(WHAT TO WORK ON):
Every line in the data below that holds "icon" should be found and copied.

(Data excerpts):
::::::::::

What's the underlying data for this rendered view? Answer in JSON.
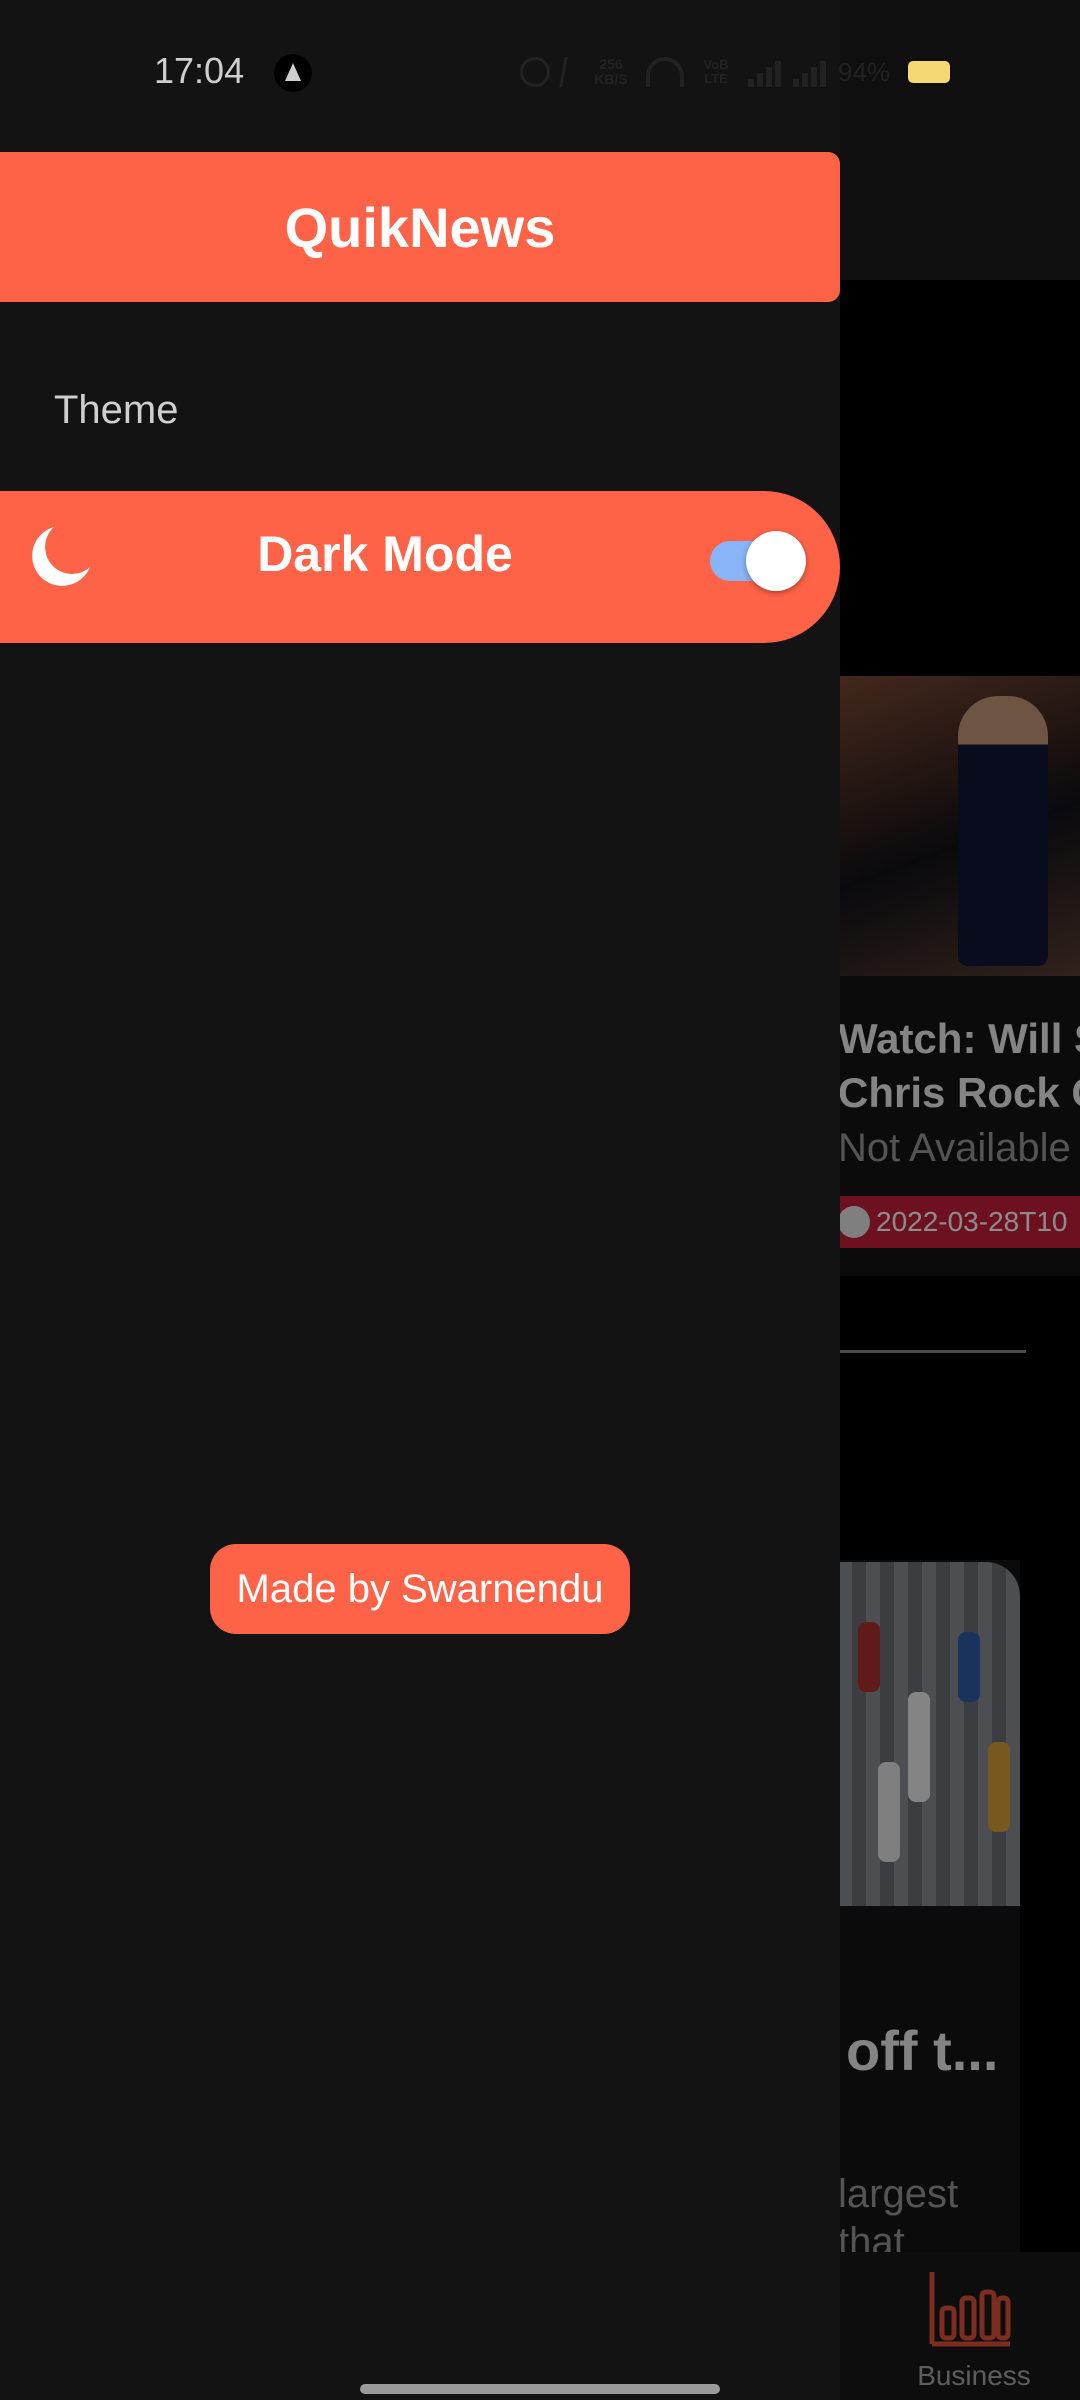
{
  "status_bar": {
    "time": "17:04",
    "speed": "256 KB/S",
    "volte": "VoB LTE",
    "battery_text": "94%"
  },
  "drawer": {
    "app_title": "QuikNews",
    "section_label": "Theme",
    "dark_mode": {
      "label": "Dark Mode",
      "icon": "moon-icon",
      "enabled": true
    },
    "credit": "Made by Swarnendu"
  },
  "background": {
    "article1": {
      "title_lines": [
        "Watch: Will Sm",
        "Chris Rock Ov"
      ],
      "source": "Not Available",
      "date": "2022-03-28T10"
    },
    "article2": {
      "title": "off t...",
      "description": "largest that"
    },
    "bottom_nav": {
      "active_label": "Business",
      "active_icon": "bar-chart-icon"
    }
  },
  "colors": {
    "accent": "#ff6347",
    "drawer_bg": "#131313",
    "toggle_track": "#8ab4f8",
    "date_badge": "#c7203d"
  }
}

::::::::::

(ANSWER BELOW):
      "icon": "moon-icon",
      "active_icon": "bar-chart-icon"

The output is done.